▶ [SUPPLIED INFORMATION]
=====

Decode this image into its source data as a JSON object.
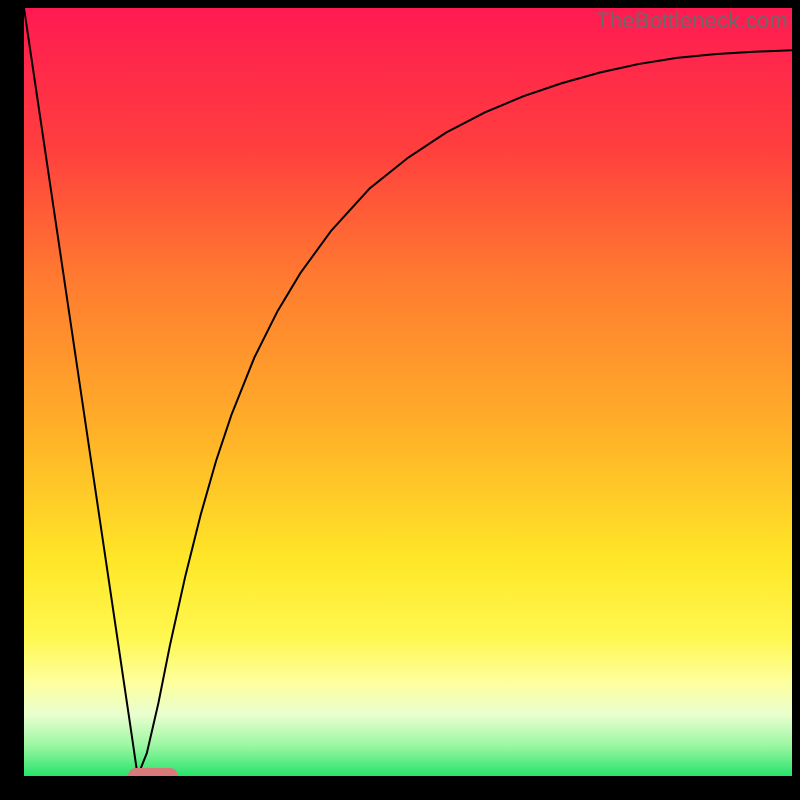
{
  "watermark": {
    "text": "TheBottleneck.com"
  },
  "chart_data": {
    "type": "line",
    "title": "",
    "xlabel": "",
    "ylabel": "",
    "xlim": [
      0,
      100
    ],
    "ylim": [
      0,
      100
    ],
    "grid": false,
    "background_gradient": {
      "stops": [
        {
          "pos": 0.0,
          "color": "#ff1a52"
        },
        {
          "pos": 0.18,
          "color": "#ff3e3e"
        },
        {
          "pos": 0.35,
          "color": "#ff7a30"
        },
        {
          "pos": 0.55,
          "color": "#ffb028"
        },
        {
          "pos": 0.72,
          "color": "#ffe728"
        },
        {
          "pos": 0.82,
          "color": "#fff850"
        },
        {
          "pos": 0.88,
          "color": "#fdffa0"
        },
        {
          "pos": 0.92,
          "color": "#e9ffcf"
        },
        {
          "pos": 0.96,
          "color": "#9cf7a4"
        },
        {
          "pos": 1.0,
          "color": "#27e36b"
        }
      ]
    },
    "series": [
      {
        "name": "bottleneck-curve",
        "stroke": "#000000",
        "stroke_width": 2,
        "x": [
          0.0,
          2.0,
          4.0,
          6.0,
          8.0,
          10.0,
          12.0,
          14.0,
          14.8,
          16.0,
          17.5,
          19.0,
          21.0,
          23.0,
          25.0,
          27.0,
          30.0,
          33.0,
          36.0,
          40.0,
          45.0,
          50.0,
          55.0,
          60.0,
          65.0,
          70.0,
          75.0,
          80.0,
          85.0,
          90.0,
          95.0,
          100.0
        ],
        "y": [
          100.0,
          86.5,
          73.0,
          59.5,
          46.0,
          32.5,
          19.0,
          5.5,
          0.0,
          3.0,
          9.5,
          17.0,
          26.0,
          34.0,
          41.0,
          47.0,
          54.5,
          60.5,
          65.5,
          71.0,
          76.5,
          80.5,
          83.8,
          86.4,
          88.5,
          90.2,
          91.6,
          92.7,
          93.5,
          94.0,
          94.3,
          94.5
        ]
      }
    ],
    "marker": {
      "name": "optimal-range",
      "shape": "pill",
      "x_center": 16.8,
      "y": 0.0,
      "width_x_units": 6.4,
      "height_y_units": 2.0,
      "color": "#d97a7a"
    }
  }
}
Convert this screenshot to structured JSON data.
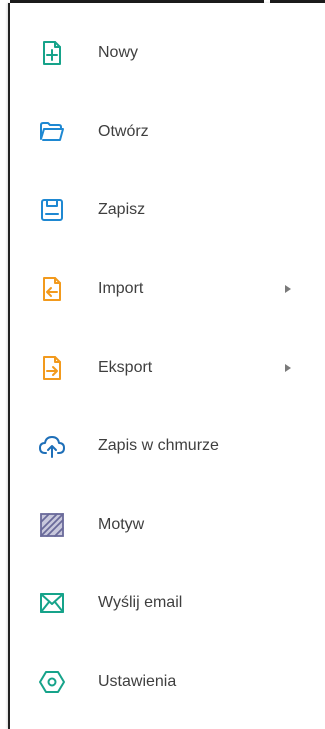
{
  "menu": {
    "items": [
      {
        "label": "Nowy",
        "icon": "new-file-icon",
        "color": "#16a38a"
      },
      {
        "label": "Otwórz",
        "icon": "folder-open-icon",
        "color": "#1e88d2"
      },
      {
        "label": "Zapisz",
        "icon": "save-icon",
        "color": "#1e88d2"
      },
      {
        "label": "Import",
        "icon": "import-icon",
        "color": "#f29a1d",
        "submenu": true
      },
      {
        "label": "Eksport",
        "icon": "export-icon",
        "color": "#f29a1d",
        "submenu": true
      },
      {
        "label": "Zapis w chmurze",
        "icon": "cloud-upload-icon",
        "color": "#1e6fb8"
      },
      {
        "label": "Motyw",
        "icon": "theme-hatch-icon",
        "color": "#6a6a9a"
      },
      {
        "label": "Wyślij email",
        "icon": "email-icon",
        "color": "#16a38a"
      },
      {
        "label": "Ustawienia",
        "icon": "settings-icon",
        "color": "#16a38a"
      }
    ]
  }
}
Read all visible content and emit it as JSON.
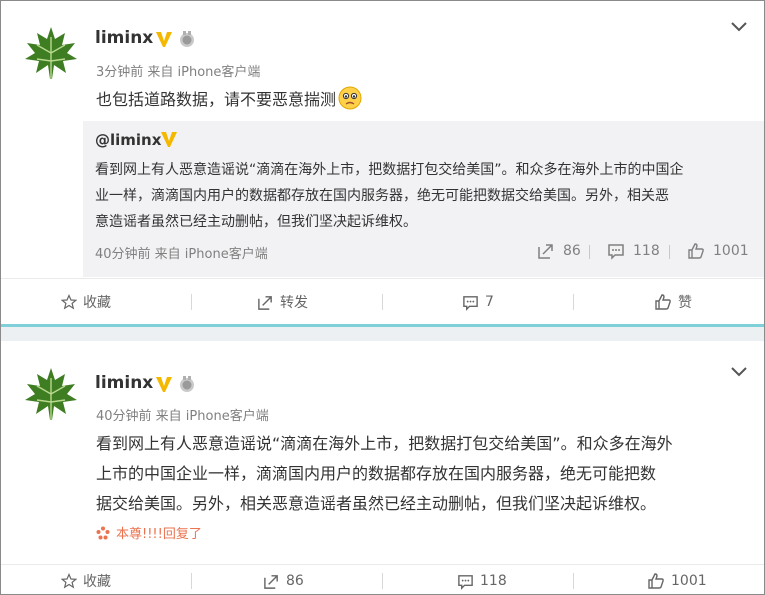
{
  "post1": {
    "author": "liminx",
    "meta": "3分钟前 来自 iPhone客户端",
    "text": "也包括道路数据，请不要恶意揣测",
    "emoji": "sad-face-icon",
    "repost": {
      "author": "@liminx",
      "lines": [
        "看到网上有人恶意造谣说“滴滴在海外上市，把数据打包交给美国”。和众多在海外上市的中国企",
        "业一样，滴滴国内用户的数据都存放在国内服务器，绝无可能把数据交给美国。另外，相关恶",
        "意造谣者虽然已经主动删帖，但我们坚决起诉维权。"
      ],
      "meta": "40分钟前 来自 iPhone客户端",
      "reposts": "86",
      "comments": "118",
      "likes": "1001"
    },
    "actions": {
      "favorite": "收藏",
      "repost": "转发",
      "comments": "7",
      "like": "赞"
    }
  },
  "post2": {
    "author": "liminx",
    "meta": "40分钟前 来自 iPhone客户端",
    "lines": [
      "看到网上有人恶意造谣说“滴滴在海外上市，把数据打包交给美国”。和众多在海外",
      "上市的中国企业一样，滴滴国内用户的数据都存放在国内服务器，绝无可能把数",
      "据交给美国。另外，相关恶意造谣者虽然已经主动删帖，但我们坚决起诉维权。"
    ],
    "reply_note": "本尊!!!!回复了",
    "actions": {
      "favorite": "收藏",
      "reposts": "86",
      "comments": "118",
      "likes": "1001"
    }
  },
  "colors": {
    "accent_orange": "#eb7350",
    "verified_gold": "#f5b800",
    "separator": "#edf0f3",
    "teal_line": "#7fd0d8"
  }
}
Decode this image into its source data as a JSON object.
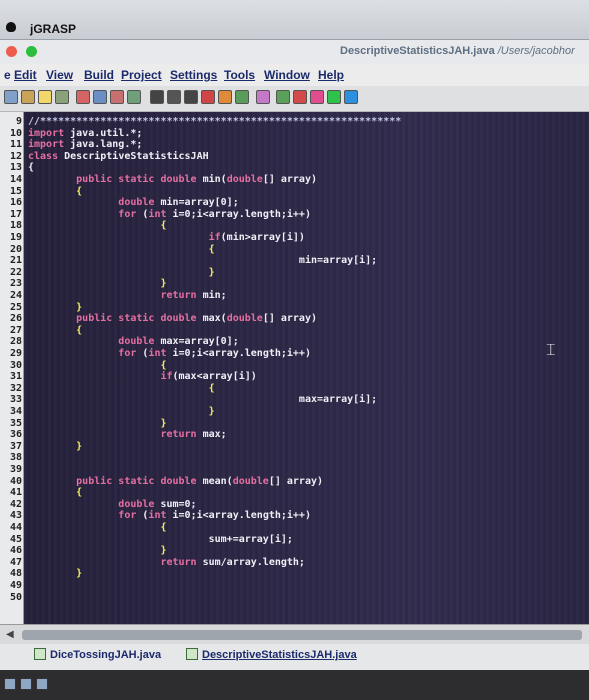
{
  "app": {
    "name": "jGRASP"
  },
  "window": {
    "title_file": "DescriptiveStatisticsJAH.java",
    "title_path": "/Users/jacobhor"
  },
  "menu": [
    "Edit",
    "View",
    "Build",
    "Project",
    "Settings",
    "Tools",
    "Window",
    "Help"
  ],
  "menu_partial_prefix": "e",
  "toolbar": {
    "icons": [
      "new-file-icon",
      "open-file-icon",
      "save-icon",
      "cut-icon",
      "copy-icon",
      "paste-icon",
      "undo-icon",
      "find-icon",
      "compile-icon",
      "run-icon",
      "debug-icon",
      "step-icon",
      "stop-icon",
      "uml-icon",
      "viewer-icon",
      "color-icon",
      "split-icon"
    ]
  },
  "editor": {
    "lines": [
      {
        "num": "9",
        "segments": [
          {
            "t": "//************************************************************",
            "k": "comment"
          }
        ]
      },
      {
        "num": "10",
        "segments": [
          {
            "t": "import",
            "k": "keyword"
          },
          {
            "t": " java.util.*;",
            "k": "white"
          }
        ]
      },
      {
        "num": "11",
        "segments": [
          {
            "t": "import",
            "k": "keyword"
          },
          {
            "t": " java.lang.*;",
            "k": "white"
          }
        ]
      },
      {
        "num": "12",
        "segments": [
          {
            "t": "class",
            "k": "keyword"
          },
          {
            "t": " DescriptiveStatisticsJAH",
            "k": "white"
          }
        ]
      },
      {
        "num": "13",
        "segments": [
          {
            "t": "{",
            "k": "white"
          }
        ]
      },
      {
        "num": "14",
        "segments": [
          {
            "t": "        public static double",
            "k": "keyword"
          },
          {
            "t": " min(",
            "k": "white"
          },
          {
            "t": "double",
            "k": "keyword"
          },
          {
            "t": "[] array)",
            "k": "white"
          }
        ]
      },
      {
        "num": "15",
        "segments": [
          {
            "t": "        {",
            "k": "brace"
          }
        ]
      },
      {
        "num": "16",
        "segments": [
          {
            "t": "               double",
            "k": "keyword"
          },
          {
            "t": " min=array[0];",
            "k": "white"
          }
        ]
      },
      {
        "num": "17",
        "segments": [
          {
            "t": "               for",
            "k": "keyword"
          },
          {
            "t": " (",
            "k": "white"
          },
          {
            "t": "int",
            "k": "keyword"
          },
          {
            "t": " i=0;i<array.length;i++)",
            "k": "white"
          }
        ]
      },
      {
        "num": "18",
        "segments": [
          {
            "t": "                      {",
            "k": "brace"
          }
        ]
      },
      {
        "num": "19",
        "segments": [
          {
            "t": "                              if",
            "k": "keyword"
          },
          {
            "t": "(min>array[i])",
            "k": "white"
          }
        ]
      },
      {
        "num": "20",
        "segments": [
          {
            "t": "                              {",
            "k": "brace"
          }
        ]
      },
      {
        "num": "21",
        "segments": [
          {
            "t": "                                             min=array[i];",
            "k": "white"
          }
        ]
      },
      {
        "num": "22",
        "segments": [
          {
            "t": "                              }",
            "k": "brace"
          }
        ]
      },
      {
        "num": "23",
        "segments": [
          {
            "t": "                      }",
            "k": "brace"
          }
        ]
      },
      {
        "num": "24",
        "segments": [
          {
            "t": "                      return",
            "k": "keyword"
          },
          {
            "t": " min;",
            "k": "white"
          }
        ]
      },
      {
        "num": "25",
        "segments": [
          {
            "t": "        }",
            "k": "brace"
          }
        ]
      },
      {
        "num": "26",
        "segments": [
          {
            "t": "        public static double",
            "k": "keyword"
          },
          {
            "t": " max(",
            "k": "white"
          },
          {
            "t": "double",
            "k": "keyword"
          },
          {
            "t": "[] array)",
            "k": "white"
          }
        ]
      },
      {
        "num": "27",
        "segments": [
          {
            "t": "        {",
            "k": "brace"
          }
        ]
      },
      {
        "num": "28",
        "segments": [
          {
            "t": "               double",
            "k": "keyword"
          },
          {
            "t": " max=array[0];",
            "k": "white"
          }
        ]
      },
      {
        "num": "29",
        "segments": [
          {
            "t": "               for",
            "k": "keyword"
          },
          {
            "t": " (",
            "k": "white"
          },
          {
            "t": "int",
            "k": "keyword"
          },
          {
            "t": " i=0;i<array.length;i++)",
            "k": "white"
          }
        ]
      },
      {
        "num": "30",
        "segments": [
          {
            "t": "                      {",
            "k": "brace"
          }
        ]
      },
      {
        "num": "31",
        "segments": [
          {
            "t": "                      if",
            "k": "keyword"
          },
          {
            "t": "(max<array[i])",
            "k": "white"
          }
        ]
      },
      {
        "num": "32",
        "segments": [
          {
            "t": "                              {",
            "k": "brace"
          }
        ]
      },
      {
        "num": "33",
        "segments": [
          {
            "t": "                                             max=array[i];",
            "k": "white"
          }
        ]
      },
      {
        "num": "34",
        "segments": [
          {
            "t": "                              }",
            "k": "brace"
          }
        ]
      },
      {
        "num": "35",
        "segments": [
          {
            "t": "                      }",
            "k": "brace"
          }
        ]
      },
      {
        "num": "36",
        "segments": [
          {
            "t": "                      return",
            "k": "keyword"
          },
          {
            "t": " max;",
            "k": "white"
          }
        ]
      },
      {
        "num": "37",
        "segments": [
          {
            "t": "        }",
            "k": "brace"
          }
        ]
      },
      {
        "num": "38",
        "segments": []
      },
      {
        "num": "39",
        "segments": []
      },
      {
        "num": "40",
        "segments": [
          {
            "t": "        public static double",
            "k": "keyword"
          },
          {
            "t": " mean(",
            "k": "white"
          },
          {
            "t": "double",
            "k": "keyword"
          },
          {
            "t": "[] array)",
            "k": "white"
          }
        ]
      },
      {
        "num": "41",
        "segments": [
          {
            "t": "        {",
            "k": "brace"
          }
        ]
      },
      {
        "num": "42",
        "segments": [
          {
            "t": "               double",
            "k": "keyword"
          },
          {
            "t": " sum=0;",
            "k": "white"
          }
        ]
      },
      {
        "num": "43",
        "segments": [
          {
            "t": "               for",
            "k": "keyword"
          },
          {
            "t": " (",
            "k": "white"
          },
          {
            "t": "int",
            "k": "keyword"
          },
          {
            "t": " i=0;i<array.length;i++)",
            "k": "white"
          }
        ]
      },
      {
        "num": "44",
        "segments": [
          {
            "t": "                      {",
            "k": "brace"
          }
        ]
      },
      {
        "num": "45",
        "segments": [
          {
            "t": "                              sum+=array[i];",
            "k": "white"
          }
        ]
      },
      {
        "num": "46",
        "segments": [
          {
            "t": "                      }",
            "k": "brace"
          }
        ]
      },
      {
        "num": "47",
        "segments": [
          {
            "t": "                      return",
            "k": "keyword"
          },
          {
            "t": " sum/array.length;",
            "k": "white"
          }
        ]
      },
      {
        "num": "48",
        "segments": [
          {
            "t": "        }",
            "k": "brace"
          }
        ]
      },
      {
        "num": "49",
        "segments": []
      },
      {
        "num": "50",
        "segments": []
      }
    ]
  },
  "file_tabs": [
    {
      "label": "DiceTossingJAH.java",
      "active": false
    },
    {
      "label": "DescriptiveStatisticsJAH.java",
      "active": true
    }
  ],
  "colors": {
    "comment": "#c7c9e8",
    "keyword": "#e46fa2",
    "white": "#f0eef6",
    "brace": "#f4ee5a"
  }
}
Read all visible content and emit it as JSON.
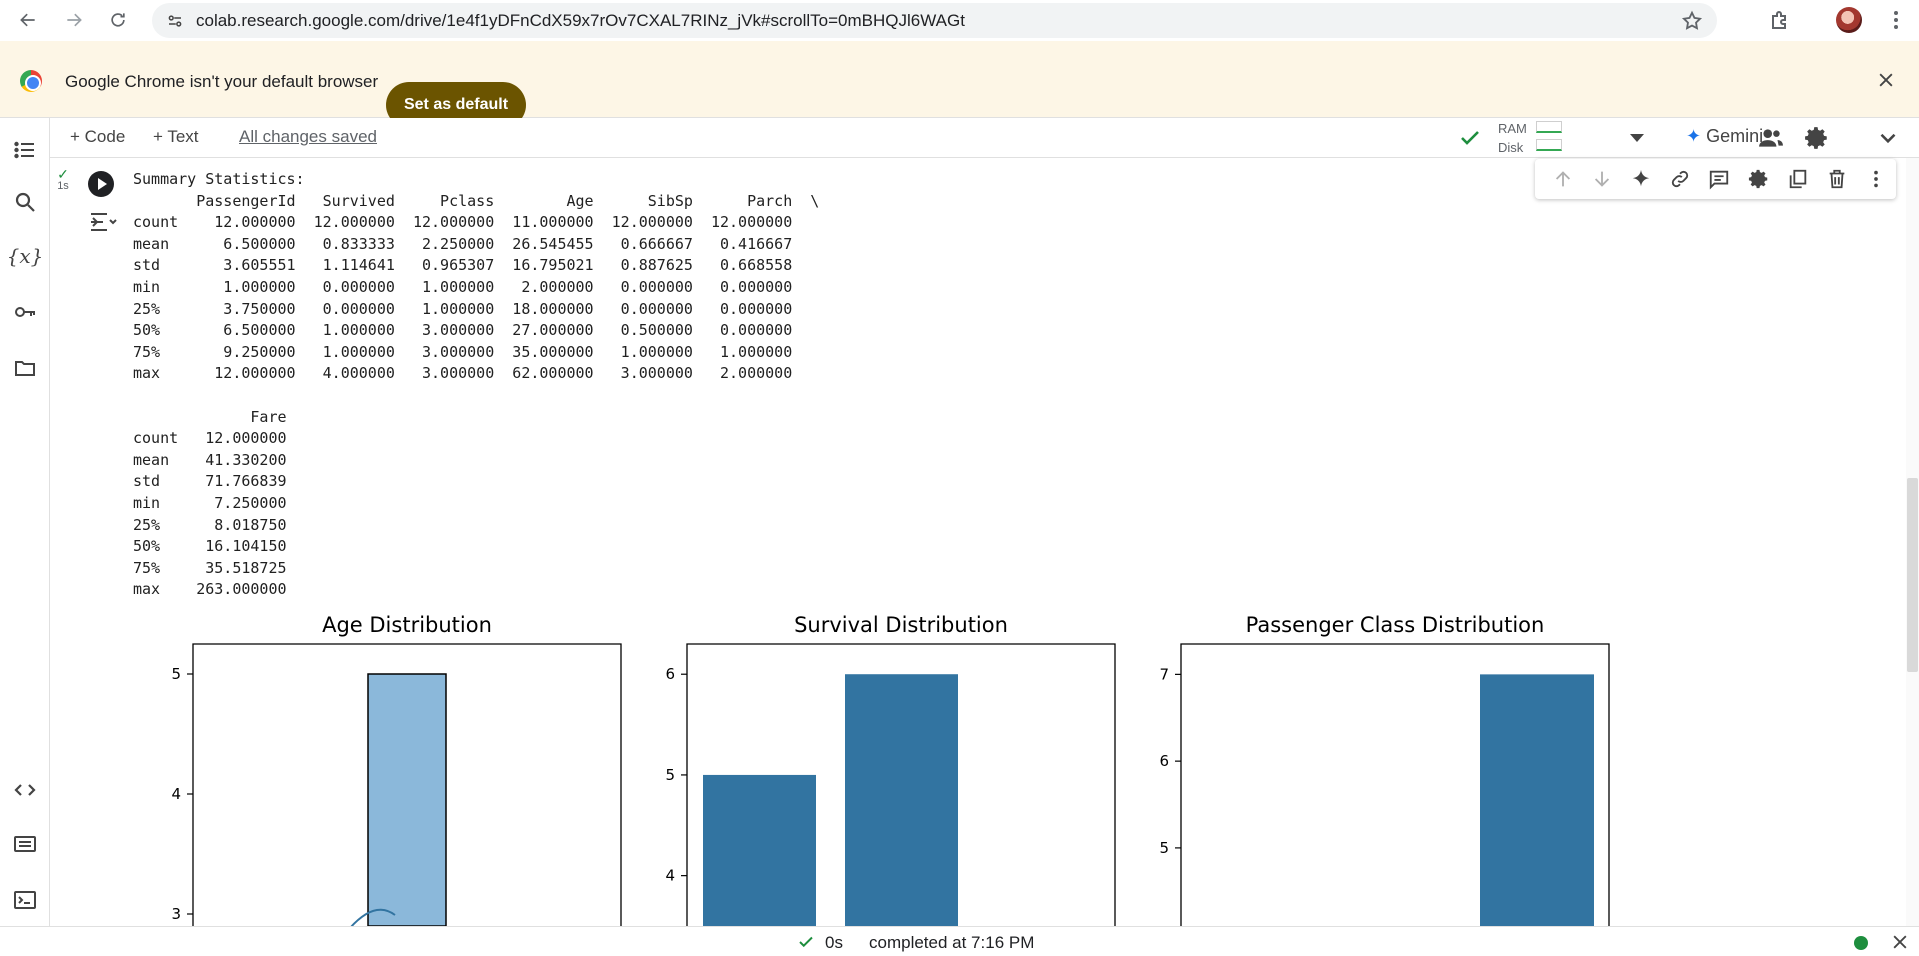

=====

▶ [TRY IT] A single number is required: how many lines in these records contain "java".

▶ [SOLUTION FOR THIS TASK] 5